Sen. Clinton said as president she would “have a moratorium on home foreclosures for 90 days to try to help families work it out so that they don’t lose their homes.” She would also “have an interest rate freeze for five years, because these adjustable-rate mortgages, if they keep going up, the problem will just get compounded. And we need more transparency in the market.”

Then, in a version of George McGovern’s guaranteed minimum income proposal that helped sink his 1972 presidential candidacy, Clinton said, “I think we need to give people about $650, if they qualify — which will be millions of people — to help pay their energy bills this winter.” Why not instead accept payments offered by Venezuelan President Hugo Chavez? Former Rep. Joe Kennedy regularly testifies in TV commercials to Chavez’s concern for America’s poor. Chavez is offering discounted heating oil, courtesy of Citgo, which is owned by the Venezuelan government.

In an interview with The New York Times, Sen. Clinton said as president she would inject government more into the economy and rely less on market forces.
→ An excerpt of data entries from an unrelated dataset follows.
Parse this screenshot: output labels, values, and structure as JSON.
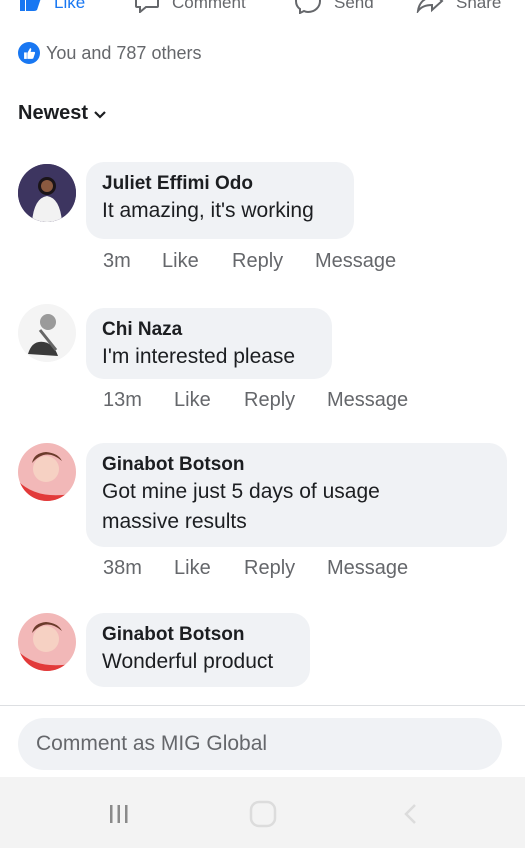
{
  "post_actions": {
    "like_label": "Like",
    "comment_label": "Comment",
    "send_label": "Send",
    "share_label": "Share"
  },
  "reactions": {
    "summary": "You and 787 others"
  },
  "sort": {
    "label": "Newest"
  },
  "comments": [
    {
      "author": "Juliet Effimi Odo",
      "text": "It amazing, it's working",
      "time": "3m",
      "like": "Like",
      "reply": "Reply",
      "message": "Message"
    },
    {
      "author": "Chi Naza",
      "text": "I'm interested please",
      "time": "13m",
      "like": "Like",
      "reply": "Reply",
      "message": "Message"
    },
    {
      "author": "Ginabot Botson",
      "text_line1": "Got mine just 5 days of usage",
      "text_line2": "massive results",
      "time": "38m",
      "like": "Like",
      "reply": "Reply",
      "message": "Message"
    },
    {
      "author": "Ginabot Botson",
      "text": "Wonderful product"
    }
  ],
  "composer": {
    "placeholder": "Comment as MIG Global"
  },
  "colors": {
    "brand_blue": "#1877f2",
    "bubble_bg": "#f0f2f5",
    "meta_gray": "#65676b"
  }
}
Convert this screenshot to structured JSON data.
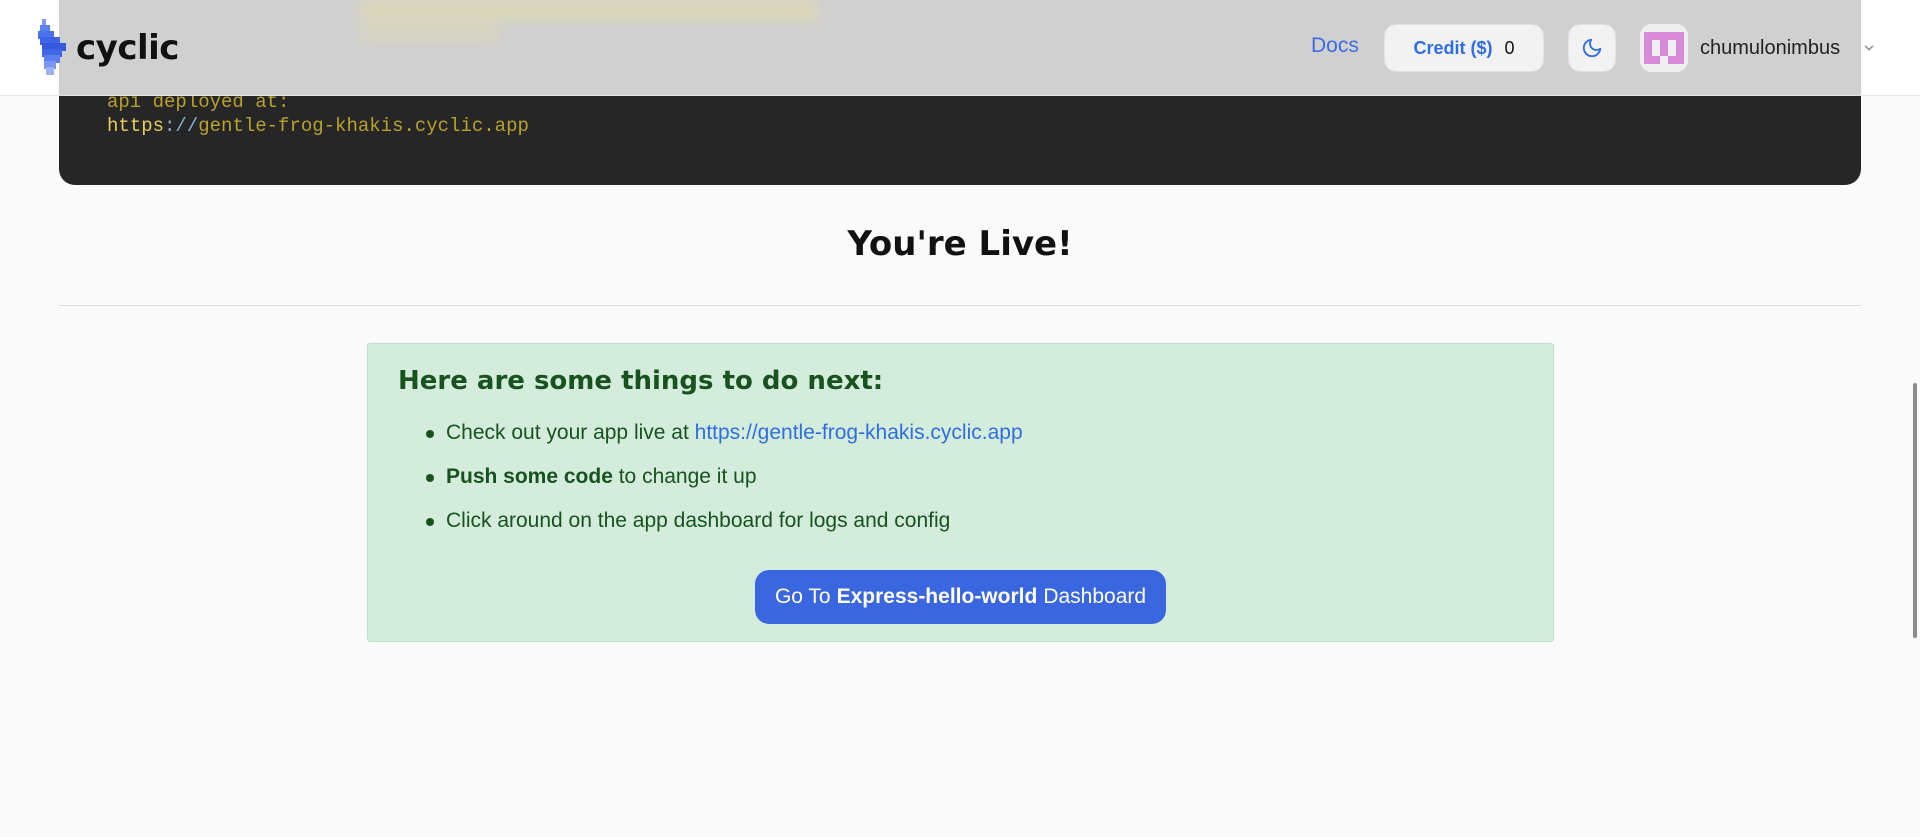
{
  "terminal": {
    "line1": "api deployed at:",
    "url_proto": "https",
    "url_sep": "://",
    "url_host": "gentle-frog-khakis.cyclic.app"
  },
  "header": {
    "logo_text": "cyclic",
    "docs_label": "Docs",
    "credit_label": "Credit ($)",
    "credit_value": "0",
    "theme_icon": "moon-icon",
    "username": "chumulonimbus",
    "dropdown_icon": "chevron-down-icon"
  },
  "main": {
    "title": "You're Live!",
    "next_steps": {
      "heading": "Here are some things to do next:",
      "item1_prefix": "Check out your app live at ",
      "item1_link": "https://gentle-frog-khakis.cyclic.app",
      "item2_bold": "Push some code",
      "item2_rest": " to change it up",
      "item3": "Click around on the app dashboard for logs and config"
    },
    "dashboard_button": {
      "prefix": "Go To",
      "app_name": "Express-hello-world",
      "suffix": "Dashboard"
    }
  },
  "colors": {
    "accent": "#3a66e0",
    "success_bg": "#d4ecdc",
    "success_text": "#17521f",
    "terminal_bg": "#262626"
  }
}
She specifically mentioned income inequality and economic excesses, such as executive-pay packages, which she termed “offensive” and “wrong.”

What is offensive and wrong is her notion that government is better than free markets at producing wealth and spurring economic growth, when just the opposite is true. The best way to reign-in “excessive” executive pay is for stockholders to do it, not the federal government. And Sen. Clinton’s proposed $650 gift to those who “qualify” is no better than the Bush administration’s proposed cash handout to everyone. That money will most likely be spent on products made in China, further enriching a nation that is pursuing policies not in America’s interests.
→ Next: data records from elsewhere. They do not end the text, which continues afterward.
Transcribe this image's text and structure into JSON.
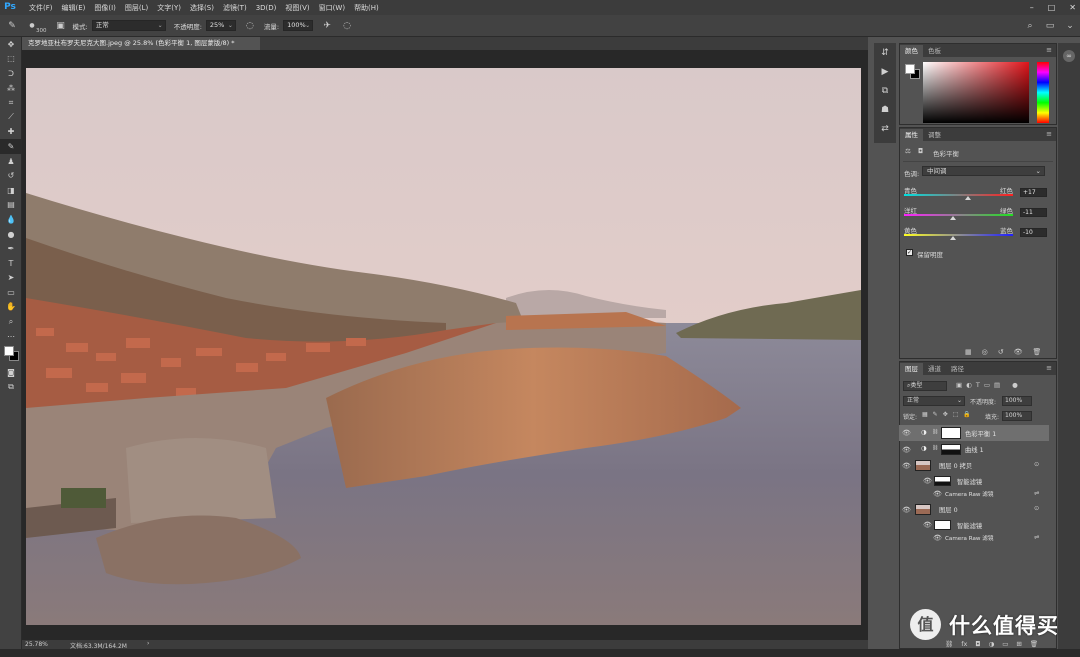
{
  "menu": {
    "logo": "Ps",
    "items": [
      "文件(F)",
      "编辑(E)",
      "图像(I)",
      "图层(L)",
      "文字(Y)",
      "选择(S)",
      "滤镜(T)",
      "3D(D)",
      "视图(V)",
      "窗口(W)",
      "帮助(H)"
    ]
  },
  "options": {
    "brush_size": "300",
    "mode_label": "模式:",
    "mode_value": "正常",
    "opacity_label": "不透明度:",
    "opacity_value": "25%",
    "flow_label": "流量:",
    "flow_value": "100%"
  },
  "document": {
    "tab_title": "克罗地亚杜布罗夫尼克大图.jpeg @ 25.8% (色彩平衡 1, 图层蒙版/8) *",
    "zoom": "25.78%",
    "doc_size": "文档:63.3M/164.2M"
  },
  "color_panel": {
    "tabs": [
      "颜色",
      "色板"
    ],
    "fg": "#ffffff",
    "bg": "#000000"
  },
  "properties": {
    "tabs": [
      "属性",
      "调整"
    ],
    "title": "色彩平衡",
    "tone_label": "色调:",
    "tone_value": "中间调",
    "sliders": [
      {
        "left": "青色",
        "right": "红色",
        "value": "+17",
        "pos": 0.585
      },
      {
        "left": "洋红",
        "right": "绿色",
        "value": "-11",
        "pos": 0.445
      },
      {
        "left": "黄色",
        "right": "蓝色",
        "value": "-10",
        "pos": 0.45
      }
    ],
    "preserve_label": "保留明度",
    "preserve_checked": true
  },
  "layers_panel": {
    "tabs": [
      "图层",
      "通道",
      "路径"
    ],
    "filter_value": "类型",
    "blend_mode": "正常",
    "opacity_label": "不透明度:",
    "opacity_value": "100%",
    "lock_label": "锁定:",
    "fill_label": "填充:",
    "fill_value": "100%",
    "layers": [
      {
        "name": "色彩平衡 1",
        "kind": "adjust",
        "selected": true
      },
      {
        "name": "曲线 1",
        "kind": "adjust",
        "selected": false
      },
      {
        "name": "图层 0 拷贝",
        "kind": "smart",
        "selected": false
      },
      {
        "name": "智能滤镜",
        "kind": "filter",
        "selected": false
      },
      {
        "name": "Camera Raw 滤镜",
        "kind": "sub",
        "selected": false
      },
      {
        "name": "图层 0",
        "kind": "smart",
        "selected": false
      },
      {
        "name": "智能滤镜",
        "kind": "filter",
        "selected": false
      },
      {
        "name": "Camera Raw 滤镜",
        "kind": "sub",
        "selected": false
      }
    ]
  },
  "watermark": {
    "text": "什么值得买",
    "mark": "值"
  }
}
As Wall Street Journal editor Paul Gigot writes in an introduction to the “2008 Index of Economic Freedom: The Link Between Economic Opportunity and Prosperity” (co-produced by The Heritage Foundation), “The U.S. political debate is moving in a negative direction as ‘fairness’ and income redistribution replace growth as the policy lodestar and proposals for tax increases proliferate.”

Markets do best when government mostly leaves them alone, but Sen. Clinton, who along with her husband has made — and Bill still makes — millions off their notoriety and the selling of his presidency, are set for life, so what do they care? They can pretend to care for “the little guy” even while taking steps that harm everyone but themselves and their rich friends.

Income redistribution is socialism no matter what other label is attached to it. There is a Commandment (the Eighth) against stealing, but when government does it, it is called taxation. The results are the same. The person out of whose pocket the money comes no longer has access to what he has earned and the person (or government) that takes the money often wastes it on things of which the earner would not approve.

The economy is adjusting because of greed, mortgages people couldn’t afford and should never have been given and because adjustments are normal in a capitalistic system.

On Oct. 9, 2002, the Dow Jones Industrial Averages closed at 7,286.27. On Oct. 9, 2007 it closed at an all-time high of 14,164.53. Those who were invested in 2002 have made a lot of money. Those who buy now and stay invested will make money. Now is the time for optimism, not meddling by the federal government. What this economy needs is more freedom for the individual and less manipulation by over-taxing, over-spending and over-regulating government.